Radical revamping of Ontario post-secondary education altered forest worker education. In tandem, specific training was increasingly provided by forestry companies for their own employees.
“The government could neither afford nor justify the whole operation without the university’s involvement,” observed Carol Moffatt in Minden & Area magazine, “so the facility at Dorset was handed over to the Ministry of Education. The school reverted to its original role, offering short courses for Lands and Forests employees, adding some outdoor education courses.”
By the winter of 1969-70, it was even offering outdoor education classes to public schoolers. Grade 6 classes from Bracebridge Public School attended its five-day course that winter, staying in the foresters’ dormitory and eating in their cafeteria.
In 1974, another shift came when Premier Bill Davis redesignated the former Forest Ranger School the Leslie M. Frost Natural Resource Centre. It was a nod to the former premier and Haliburton MPP who oversaw creation of Ontario’s forestry school but the reality was the institution’s role had changed. The Frost Centre’s newly improvised purpose made use of a remnant facility whose mandate had evaporated.
Like other purpose-built complexes, the afterlife of Ontario’s Forest Ranger School entered a twilight zone. After the abrupt closure of the Frost Centre in 2004 as a cost-saving political move, the facility became an environmentally-focused private school until 2010. The property and its 21 buildings were severed from the university forest.
After several stumbles and dead ends, the facility was listed for sale in 2020. Multiple bids pushed the number high and the Ontario Public Service Employees Union’s cinched acquisition with $3.2 million in January 2021. OPSEU would revitalize the historic site as a training and vacation centre for members. Work began but stalled with OPSEU’s leadership crisis.

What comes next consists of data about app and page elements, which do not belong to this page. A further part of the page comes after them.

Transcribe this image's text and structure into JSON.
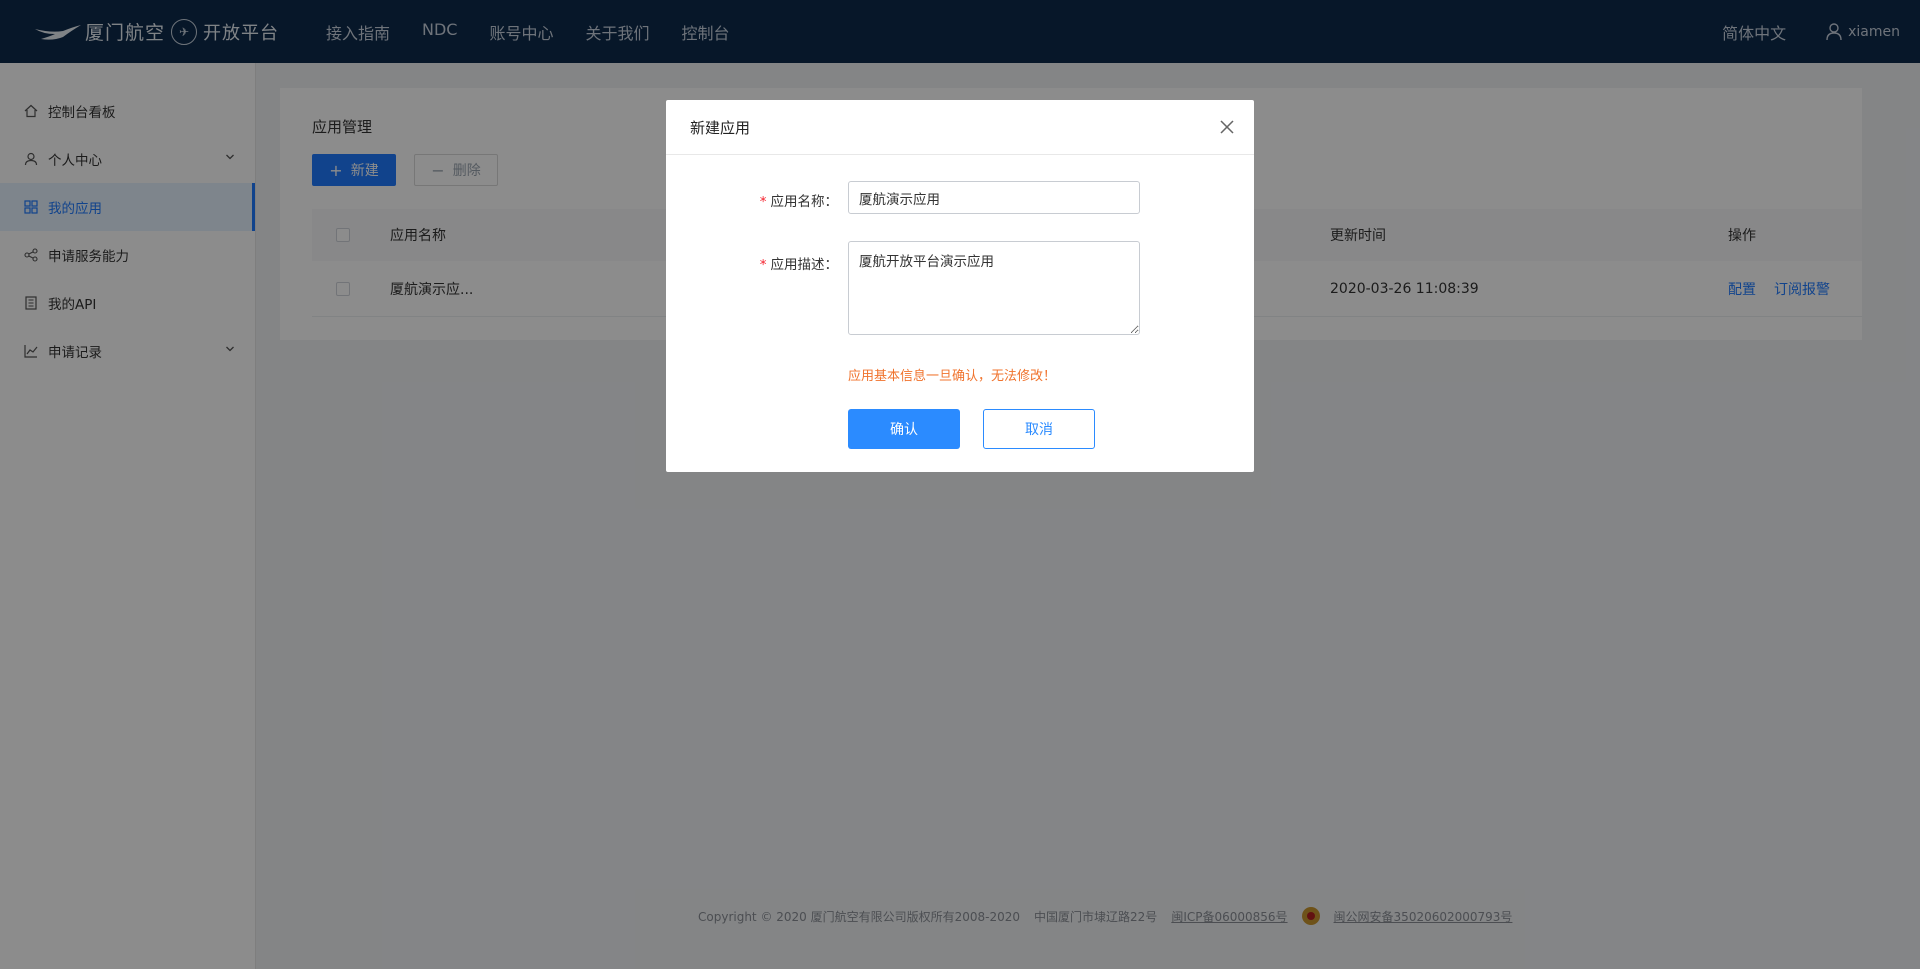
{
  "header": {
    "logo_text": "厦门航空",
    "logo_open_text": "开放平台",
    "nav": [
      "接入指南",
      "NDC",
      "账号中心",
      "关于我们",
      "控制台"
    ],
    "language": "简体中文",
    "username": "xiamen"
  },
  "sidebar": {
    "items": [
      {
        "label": "控制台看板",
        "icon": "home-icon"
      },
      {
        "label": "个人中心",
        "icon": "user-icon"
      },
      {
        "label": "我的应用",
        "icon": "apps-icon",
        "active": true
      },
      {
        "label": "申请服务能力",
        "icon": "share-icon"
      },
      {
        "label": "我的API",
        "icon": "book-icon"
      },
      {
        "label": "申请记录",
        "icon": "chart-icon"
      }
    ]
  },
  "main": {
    "title": "应用管理",
    "new_button": "新建",
    "delete_button": "删除",
    "table": {
      "columns": [
        "应用名称",
        "更新时间",
        "操作"
      ],
      "rows": [
        {
          "name": "厦航演示应...",
          "updated": "2020-03-26 11:08:39",
          "ops": [
            "配置",
            "订阅报警"
          ]
        }
      ]
    }
  },
  "footer": {
    "copyright": "Copyright © 2020 厦门航空有限公司版权所有2008-2020",
    "address": "中国厦门市埭辽路22号",
    "icp": "闽ICP备06000856号",
    "police": "闽公网安备35020602000793号"
  },
  "modal": {
    "title": "新建应用",
    "name_label": "应用名称：",
    "name_value": "厦航演示应用",
    "desc_label": "应用描述：",
    "desc_value": "厦航开放平台演示应用",
    "warning": "应用基本信息一旦确认，无法修改！",
    "confirm": "确认",
    "cancel": "取消"
  },
  "colors": {
    "header_bg": "#0d2a4c",
    "primary": "#1f7bff",
    "warning": "#f0732d",
    "required": "#f5222d"
  }
}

Whatever fate awaits the buildings and land at St. Nora Lake, Ontario’s unique Forest Ranger School, in its time and place, launched deeper understanding of precious woodlands and developed worthy steps to sustain healthy forests.